Hirokazu Kore-eda isa director who has infused his work with stirring humanity. Dramas such as Like Father Like Son and After the Storm have focused on emotive journeys that capture intricate relationships and palpable dynamics. The celebrated filmmaker also captures the heart of Japan and strives to look at how the country’s society can impact, change, and evolve a person.
His latest venture, Shoplifters, ticks all these boxes. The Palme D’Or winning movie has established the director as one of the worlds’ most intimate and delicate filmmakers. Shoplifters revolves around Osamu, a shifty man with a somewhat heart of gold. He is the head of an unusual household; a ragtag family (husband, wife, daughter, and son,) who pull together in order to grift and steal for survival. The group dodge taxes and flee rent from their landlord. When Osamu comes across the young Yuri, he takes her under his wing and teaches her about their own particular brand of survival.

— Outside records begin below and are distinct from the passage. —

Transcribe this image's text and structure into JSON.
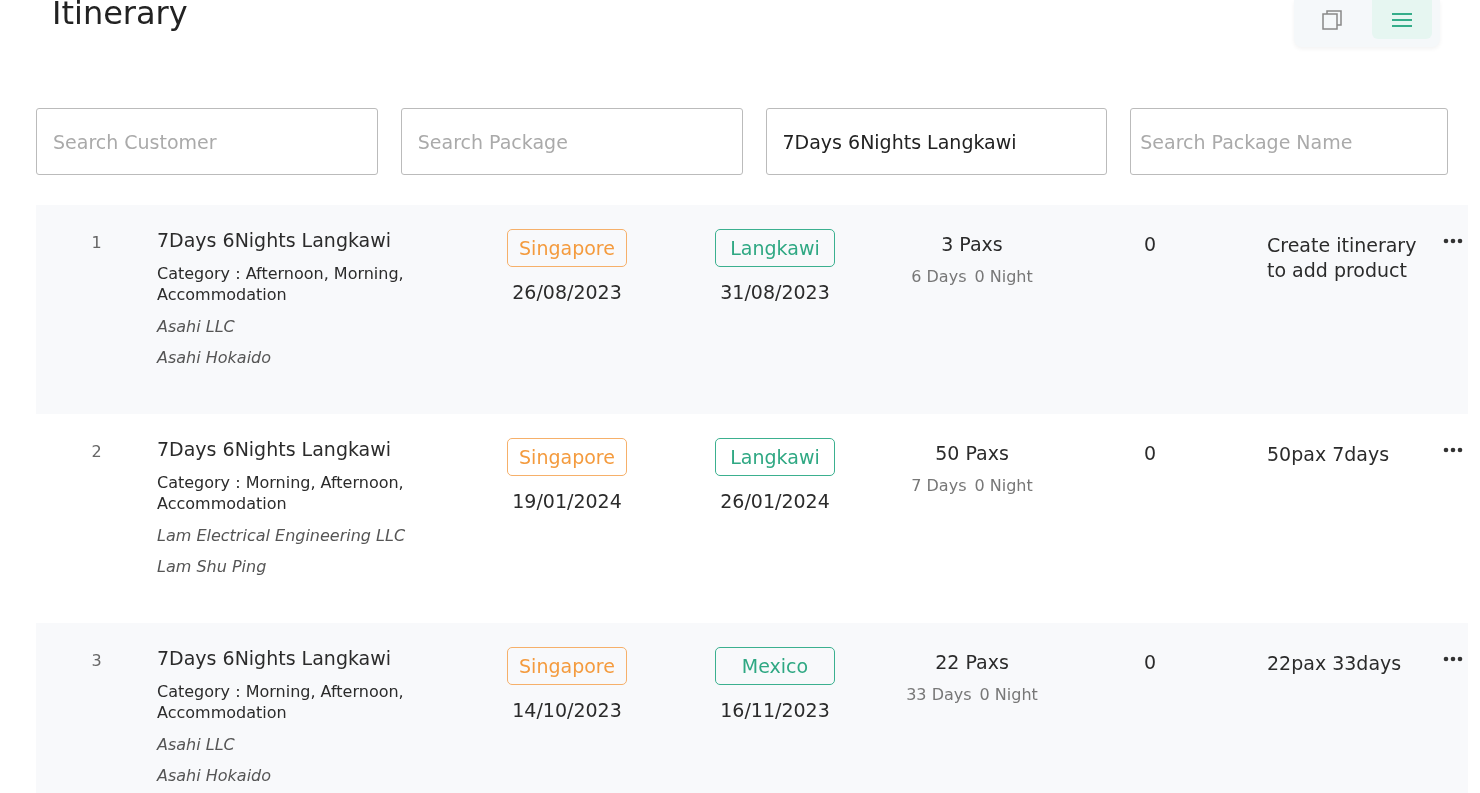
{
  "title": "Itinerary",
  "view_toggle": [
    {
      "kind": "copy",
      "selected": false
    },
    {
      "kind": "list",
      "selected": true
    }
  ],
  "filters": [
    {
      "placeholder": "Search Customer"
    },
    {
      "placeholder": "Search Package"
    },
    {
      "value": "7Days 6Nights Langkawi"
    },
    {
      "placeholder": "Search Package Name"
    }
  ],
  "rows": [
    {
      "index": "1",
      "package": "7Days 6Nights Langkawi",
      "category": "Category : Afternoon, Morning, Accommodation",
      "company": "Asahi LLC",
      "contact": "Asahi Hokaido",
      "from": "Singapore",
      "from_date": "26/08/2023",
      "to": "Langkawi",
      "to_date": "31/08/2023",
      "paxs": "3 Paxs",
      "days": "6 Days",
      "nights": "0 Night",
      "count": "0",
      "note": "Create itinerary to add product"
    },
    {
      "index": "2",
      "package": "7Days 6Nights Langkawi",
      "category": "Category : Morning, Afternoon, Accommodation",
      "company": "Lam Electrical Engineering LLC",
      "contact": "Lam Shu Ping",
      "from": "Singapore",
      "from_date": "19/01/2024",
      "to": "Langkawi",
      "to_date": "26/01/2024",
      "paxs": "50 Paxs",
      "days": "7 Days",
      "nights": "0 Night",
      "count": "0",
      "note": "50pax 7days"
    },
    {
      "index": "3",
      "package": "7Days 6Nights Langkawi",
      "category": "Category : Morning, Afternoon, Accommodation",
      "company": "Asahi LLC",
      "contact": "Asahi Hokaido",
      "from": "Singapore",
      "from_date": "14/10/2023",
      "to": "Mexico",
      "to_date": "16/11/2023",
      "paxs": "22 Paxs",
      "days": "33 Days",
      "nights": "0 Night",
      "count": "0",
      "note": "22pax 33days"
    }
  ]
}
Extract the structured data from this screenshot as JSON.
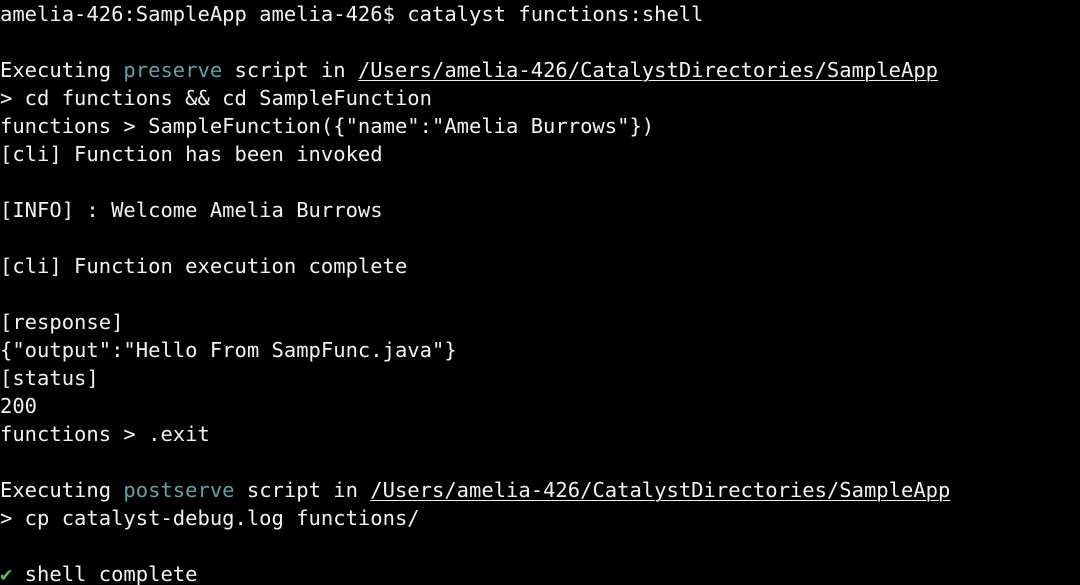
{
  "terminal": {
    "window_title": "Terminal",
    "background_color": "#000000",
    "foreground_color": "#f2f2f2",
    "accent_script_color": "#62a0a8",
    "success_color": "#55bb55",
    "prompt_host": "amelia-426",
    "prompt_dir": "SampleApp",
    "prompt_user": "amelia-426",
    "command": "catalyst functions:shell",
    "lines": [
      {
        "id": "prompt-line",
        "segments": [
          {
            "text": "amelia-426:SampleApp amelia-426$ catalyst functions:shell",
            "style": "default"
          }
        ]
      },
      {
        "id": "blank-1",
        "segments": []
      },
      {
        "id": "preserve-exec-line",
        "segments": [
          {
            "text": "Executing ",
            "style": "default"
          },
          {
            "text": "preserve",
            "style": "script"
          },
          {
            "text": " script in ",
            "style": "default"
          },
          {
            "text": "/Users/amelia-426/CatalystDirectories/SampleApp",
            "style": "path"
          }
        ]
      },
      {
        "id": "cd-command-line",
        "segments": [
          {
            "text": "> cd functions && cd SampleFunction",
            "style": "default"
          }
        ]
      },
      {
        "id": "function-invoke-line",
        "segments": [
          {
            "text": "functions > SampleFunction({\"name\":\"Amelia Burrows\"})",
            "style": "default"
          }
        ]
      },
      {
        "id": "cli-invoked-line",
        "segments": [
          {
            "text": "[cli] Function has been invoked",
            "style": "default"
          }
        ]
      },
      {
        "id": "blank-2",
        "segments": []
      },
      {
        "id": "info-welcome-line",
        "segments": [
          {
            "text": "[INFO] : Welcome Amelia Burrows",
            "style": "default"
          }
        ]
      },
      {
        "id": "blank-3",
        "segments": []
      },
      {
        "id": "cli-complete-line",
        "segments": [
          {
            "text": "[cli] Function execution complete",
            "style": "default"
          }
        ]
      },
      {
        "id": "blank-4",
        "segments": []
      },
      {
        "id": "response-header-line",
        "segments": [
          {
            "text": "[response]",
            "style": "default"
          }
        ]
      },
      {
        "id": "response-body-line",
        "segments": [
          {
            "text": "{\"output\":\"Hello From SampFunc.java\"}",
            "style": "default"
          }
        ]
      },
      {
        "id": "status-header-line",
        "segments": [
          {
            "text": "[status]",
            "style": "default"
          }
        ]
      },
      {
        "id": "status-code-line",
        "segments": [
          {
            "text": "200",
            "style": "default"
          }
        ]
      },
      {
        "id": "exit-command-line",
        "segments": [
          {
            "text": "functions > .exit",
            "style": "default"
          }
        ]
      },
      {
        "id": "blank-5",
        "segments": []
      },
      {
        "id": "postserve-exec-line",
        "segments": [
          {
            "text": "Executing ",
            "style": "default"
          },
          {
            "text": "postserve",
            "style": "script"
          },
          {
            "text": " script in ",
            "style": "default"
          },
          {
            "text": "/Users/amelia-426/CatalystDirectories/SampleApp",
            "style": "path"
          }
        ]
      },
      {
        "id": "cp-command-line",
        "segments": [
          {
            "text": "> cp catalyst-debug.log functions/",
            "style": "default"
          }
        ]
      },
      {
        "id": "blank-6",
        "segments": []
      },
      {
        "id": "shell-complete-line",
        "segments": [
          {
            "text": "✔",
            "style": "ok"
          },
          {
            "text": " shell complete",
            "style": "default"
          }
        ]
      }
    ]
  }
}
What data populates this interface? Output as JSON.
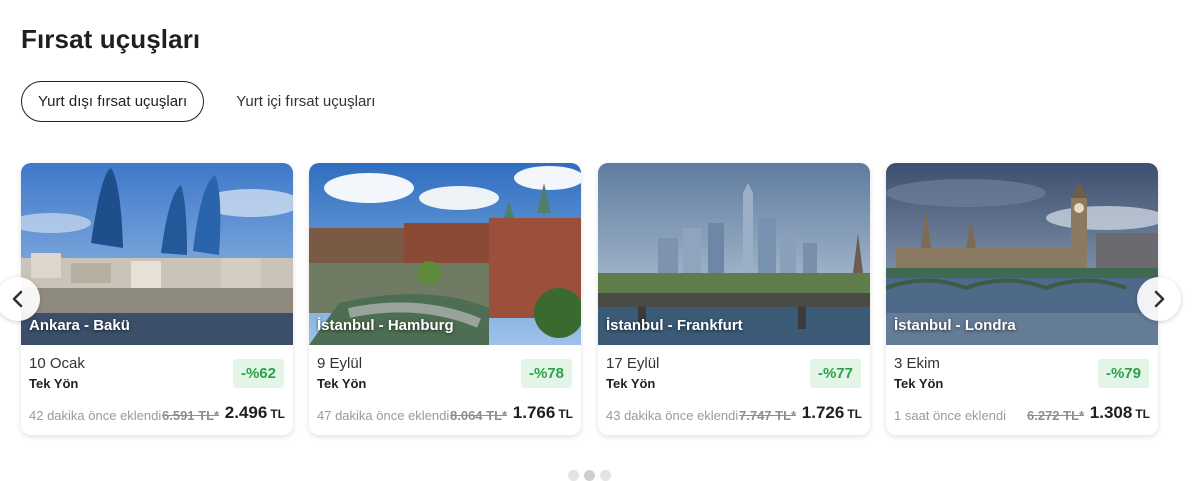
{
  "page": {
    "title": "Fırsat uçuşları"
  },
  "tabs": [
    {
      "label": "Yurt dışı fırsat uçuşları",
      "active": true
    },
    {
      "label": "Yurt içi fırsat uçuşları",
      "active": false
    }
  ],
  "cards": [
    {
      "route": "Ankara - Bakü",
      "date": "10 Ocak",
      "trip": "Tek Yön",
      "discount": "-%62",
      "added": "42 dakika önce eklendi",
      "old_price": "6.591 TL*",
      "price": "2.496",
      "currency": "TL"
    },
    {
      "route": "İstanbul - Hamburg",
      "date": "9 Eylül",
      "trip": "Tek Yön",
      "discount": "-%78",
      "added": "47 dakika önce eklendi",
      "old_price": "8.064 TL*",
      "price": "1.766",
      "currency": "TL"
    },
    {
      "route": "İstanbul - Frankfurt",
      "date": "17 Eylül",
      "trip": "Tek Yön",
      "discount": "-%77",
      "added": "43 dakika önce eklendi",
      "old_price": "7.747 TL*",
      "price": "1.726",
      "currency": "TL"
    },
    {
      "route": "İstanbul - Londra",
      "date": "3 Ekim",
      "trip": "Tek Yön",
      "discount": "-%79",
      "added": "1 saat önce eklendi",
      "old_price": "6.272 TL*",
      "price": "1.308",
      "currency": "TL"
    }
  ],
  "carousel": {
    "prev_icon": "chevron-left-icon",
    "next_icon": "chevron-right-icon",
    "page_count": 3,
    "current_page": 2
  },
  "colors": {
    "discount_bg": "#e3f5e6",
    "discount_text": "#2aa14a",
    "muted_text": "#9a9a9a"
  }
}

The lines of morality are blurred in Kore-ade’s affecting piece. Osamu and his loveable rogues are not there for you to pass judgement on. Instead Kore-ade asks you to understand. Similarly to how Ken Loach disassembled the systematic abuses that would keep a hard-working family in the grasps of poverty, there are echoes of this in Shoplifters. This family are cast to the outskirts of society for whatever reason and spend their lives in a never-ending struggle.
The question on whether it is acceptable for Osamu to indoctrinate Yuri into his pseudo-criminal world, similar to the way Fagin convinced Oliver that he had to “pick a pocket or two” to survive, hangs over the whole film. It may seem black and white on paper but Yuri was found wondering the streets of Tokyo, alone with visible signs of abuse. Osamu takes her into his world without question and shows her love, branding her as family instantly. It’s this unexpected warmth that Osamu has that makes you question the notion of true morality in petty thieves and criminals. Other characters in the film may wag their fingers, be you are disinclined to.
As expected, these notions are layered in the phenomenal acting as Lily Franky (who also starred on Kore-ade’s Like Father Like Son.) Franky captures this wistful man living this life the best he knows. The film also boasts one of the last performances from the great Kirin Kiki as “grandmother” Hatsue Shibata. The family dynamics are fantastically realised.
Regardless of what opinion you have Osamu and his crew, Kore-ade’s impressive feature is about the abundance of spirit that can come with extreme destitution.Find your cinema and book tickets